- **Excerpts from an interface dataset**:
"""

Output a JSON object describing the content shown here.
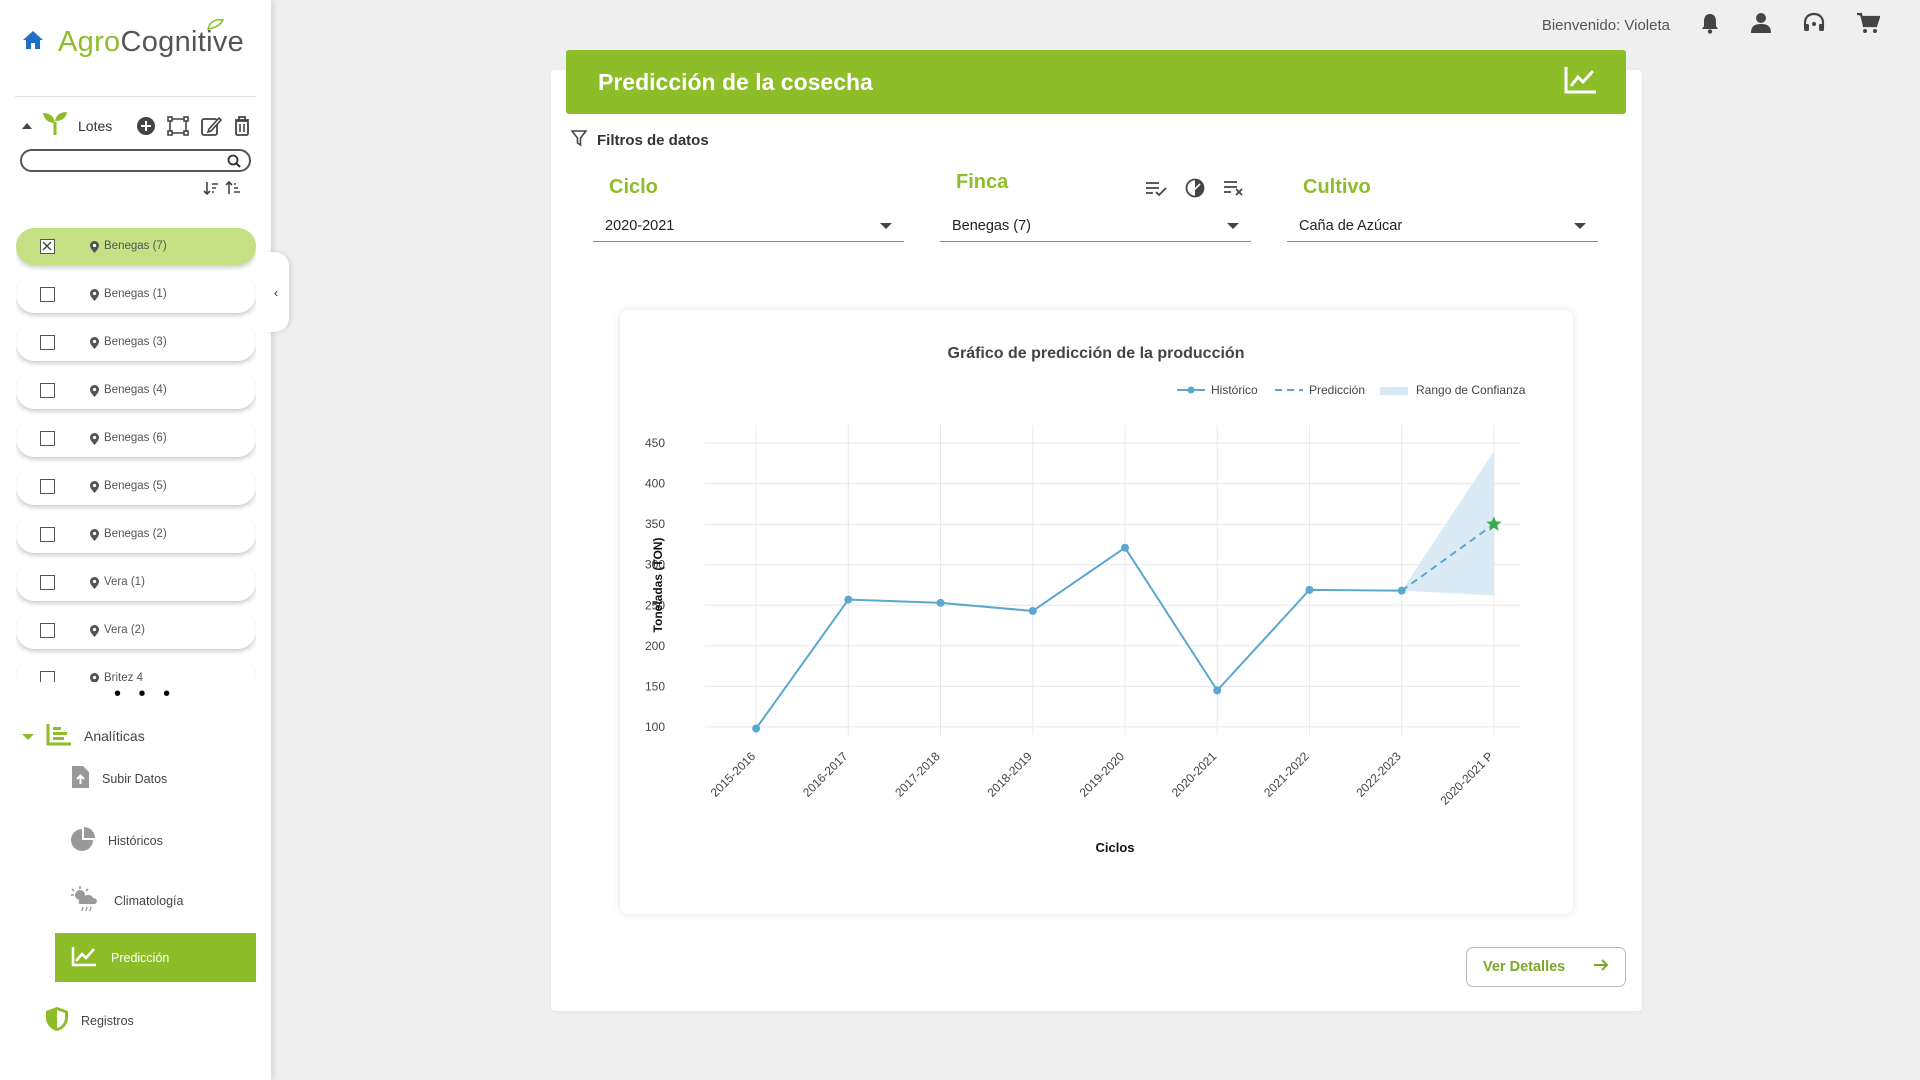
{
  "app": {
    "logo_part1": "Agro",
    "logo_part2": "Cognitive",
    "brand_color": "#8dbe2a"
  },
  "topbar": {
    "welcome": "Bienvenido: Violeta",
    "icons": [
      "bell-icon",
      "user-icon",
      "headset-icon",
      "cart-icon"
    ]
  },
  "sidebar": {
    "lotes_label": "Lotes",
    "search_placeholder": "",
    "lots": [
      {
        "name": "Benegas (7)",
        "checked": true
      },
      {
        "name": "Benegas (1)",
        "checked": false
      },
      {
        "name": "Benegas (3)",
        "checked": false
      },
      {
        "name": "Benegas (4)",
        "checked": false
      },
      {
        "name": "Benegas (6)",
        "checked": false
      },
      {
        "name": "Benegas (5)",
        "checked": false
      },
      {
        "name": "Benegas (2)",
        "checked": false
      },
      {
        "name": "Vera (1)",
        "checked": false
      },
      {
        "name": "Vera (2)",
        "checked": false
      },
      {
        "name": "Britez 4",
        "checked": false
      }
    ],
    "more_indicator": "• • •",
    "analiticas_label": "Analíticas",
    "subitems": {
      "subir": "Subir Datos",
      "historicos": "Históricos",
      "climatologia": "Climatología",
      "prediccion": "Predicción"
    },
    "registros_label": "Registros"
  },
  "main": {
    "title": "Predicción de la cosecha",
    "filters_title": "Filtros de datos",
    "filters": {
      "ciclo": {
        "label": "Ciclo",
        "value": "2020-2021"
      },
      "finca": {
        "label": "Finca",
        "value": "Benegas (7)"
      },
      "cultivo": {
        "label": "Cultivo",
        "value": "Caña de Azúcar"
      }
    },
    "details_button": "Ver Detalles"
  },
  "chart_data": {
    "type": "line",
    "title": "Gráfico de predicción de la producción",
    "xlabel": "Ciclos",
    "ylabel": "Toneladas (TON)",
    "categories": [
      "2015-2016",
      "2016-2017",
      "2017-2018",
      "2018-2019",
      "2019-2020",
      "2020-2021",
      "2021-2022",
      "2022-2023",
      "2020-2021 P"
    ],
    "series": [
      {
        "name": "Histórico",
        "values": [
          98,
          257,
          253,
          243,
          321,
          145,
          269,
          268,
          null
        ],
        "color": "#5aa7cf"
      },
      {
        "name": "Predicción",
        "values": [
          null,
          null,
          null,
          null,
          null,
          null,
          null,
          268,
          350
        ],
        "color": "#5aa7cf",
        "dashed": true
      }
    ],
    "confidence": {
      "name": "Rango de Confianza",
      "start_index": 7,
      "start_value": 268,
      "end_index": 8,
      "upper": 440,
      "lower": 262,
      "color": "#d5e8f4"
    },
    "prediction_marker_color": "#3daa4a",
    "yticks": [
      100,
      150,
      200,
      250,
      300,
      350,
      400,
      450
    ],
    "ylim": [
      90,
      460
    ],
    "grid": true,
    "legend_position": "top-right"
  }
}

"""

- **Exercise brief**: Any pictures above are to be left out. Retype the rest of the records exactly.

- **Task answer**:
Output a JSON object describing the content shown here.
{
  "app": {
    "logo_part1": "Agro",
    "logo_part2": "Cognitive",
    "brand_color": "#8dbe2a"
  },
  "topbar": {
    "welcome": "Bienvenido: Violeta",
    "icons": [
      "bell-icon",
      "user-icon",
      "headset-icon",
      "cart-icon"
    ]
  },
  "sidebar": {
    "lotes_label": "Lotes",
    "search_placeholder": "",
    "lots": [
      {
        "name": "Benegas (7)",
        "checked": true
      },
      {
        "name": "Benegas (1)",
        "checked": false
      },
      {
        "name": "Benegas (3)",
        "checked": false
      },
      {
        "name": "Benegas (4)",
        "checked": false
      },
      {
        "name": "Benegas (6)",
        "checked": false
      },
      {
        "name": "Benegas (5)",
        "checked": false
      },
      {
        "name": "Benegas (2)",
        "checked": false
      },
      {
        "name": "Vera (1)",
        "checked": false
      },
      {
        "name": "Vera (2)",
        "checked": false
      },
      {
        "name": "Britez 4",
        "checked": false
      }
    ],
    "more_indicator": "• • •",
    "analiticas_label": "Analíticas",
    "subitems": {
      "subir": "Subir Datos",
      "historicos": "Históricos",
      "climatologia": "Climatología",
      "prediccion": "Predicción"
    },
    "registros_label": "Registros"
  },
  "main": {
    "title": "Predicción de la cosecha",
    "filters_title": "Filtros de datos",
    "filters": {
      "ciclo": {
        "label": "Ciclo",
        "value": "2020-2021"
      },
      "finca": {
        "label": "Finca",
        "value": "Benegas (7)"
      },
      "cultivo": {
        "label": "Cultivo",
        "value": "Caña de Azúcar"
      }
    },
    "details_button": "Ver Detalles"
  },
  "chart_data": {
    "type": "line",
    "title": "Gráfico de predicción de la producción",
    "xlabel": "Ciclos",
    "ylabel": "Toneladas (TON)",
    "categories": [
      "2015-2016",
      "2016-2017",
      "2017-2018",
      "2018-2019",
      "2019-2020",
      "2020-2021",
      "2021-2022",
      "2022-2023",
      "2020-2021 P"
    ],
    "series": [
      {
        "name": "Histórico",
        "values": [
          98,
          257,
          253,
          243,
          321,
          145,
          269,
          268,
          null
        ],
        "color": "#5aa7cf"
      },
      {
        "name": "Predicción",
        "values": [
          null,
          null,
          null,
          null,
          null,
          null,
          null,
          268,
          350
        ],
        "color": "#5aa7cf",
        "dashed": true
      }
    ],
    "confidence": {
      "name": "Rango de Confianza",
      "start_index": 7,
      "start_value": 268,
      "end_index": 8,
      "upper": 440,
      "lower": 262,
      "color": "#d5e8f4"
    },
    "prediction_marker_color": "#3daa4a",
    "yticks": [
      100,
      150,
      200,
      250,
      300,
      350,
      400,
      450
    ],
    "ylim": [
      90,
      460
    ],
    "grid": true,
    "legend_position": "top-right"
  }
}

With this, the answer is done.